▶ **Required work**
Repeat every entry below exactly as given.

▶ **Entries taken from a collection**
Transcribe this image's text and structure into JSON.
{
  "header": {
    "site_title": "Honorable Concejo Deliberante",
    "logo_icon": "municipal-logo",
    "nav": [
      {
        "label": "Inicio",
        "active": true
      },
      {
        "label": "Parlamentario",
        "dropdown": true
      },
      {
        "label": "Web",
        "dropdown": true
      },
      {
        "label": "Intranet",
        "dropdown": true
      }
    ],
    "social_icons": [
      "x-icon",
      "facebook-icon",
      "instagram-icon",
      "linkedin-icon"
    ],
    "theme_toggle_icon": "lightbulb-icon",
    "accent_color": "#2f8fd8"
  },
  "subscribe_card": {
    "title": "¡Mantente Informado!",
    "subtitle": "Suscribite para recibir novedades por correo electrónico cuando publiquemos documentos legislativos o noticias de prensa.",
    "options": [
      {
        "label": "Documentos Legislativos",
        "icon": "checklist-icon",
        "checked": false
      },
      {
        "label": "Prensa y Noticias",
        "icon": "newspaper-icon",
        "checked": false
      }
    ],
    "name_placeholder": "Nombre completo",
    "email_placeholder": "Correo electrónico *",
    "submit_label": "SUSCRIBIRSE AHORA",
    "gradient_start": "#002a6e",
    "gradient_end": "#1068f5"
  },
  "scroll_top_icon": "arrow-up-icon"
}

▶ **Output below**
Transcribe this image's text and structure into JSON.
{
  "header": {
    "site_title": "Honorable Concejo Deliberante",
    "logo_icon": "municipal-logo",
    "nav": [
      {
        "label": "Inicio",
        "active": true
      },
      {
        "label": "Parlamentario",
        "dropdown": true
      },
      {
        "label": "Web",
        "dropdown": true
      },
      {
        "label": "Intranet",
        "dropdown": true
      }
    ],
    "social_icons": [
      "x-icon",
      "facebook-icon",
      "instagram-icon",
      "linkedin-icon"
    ],
    "theme_toggle_icon": "lightbulb-icon",
    "accent_color": "#2f8fd8"
  },
  "subscribe_card": {
    "title": "¡Mantente Informado!",
    "subtitle": "Suscribite para recibir novedades por correo electrónico cuando publiquemos documentos legislativos o noticias de prensa.",
    "options": [
      {
        "label": "Documentos Legislativos",
        "icon": "checklist-icon",
        "checked": false
      },
      {
        "label": "Prensa y Noticias",
        "icon": "newspaper-icon",
        "checked": false
      }
    ],
    "name_placeholder": "Nombre completo",
    "email_placeholder": "Correo electrónico *",
    "submit_label": "SUSCRIBIRSE AHORA",
    "gradient_start": "#002a6e",
    "gradient_end": "#1068f5"
  },
  "scroll_top_icon": "arrow-up-icon"
}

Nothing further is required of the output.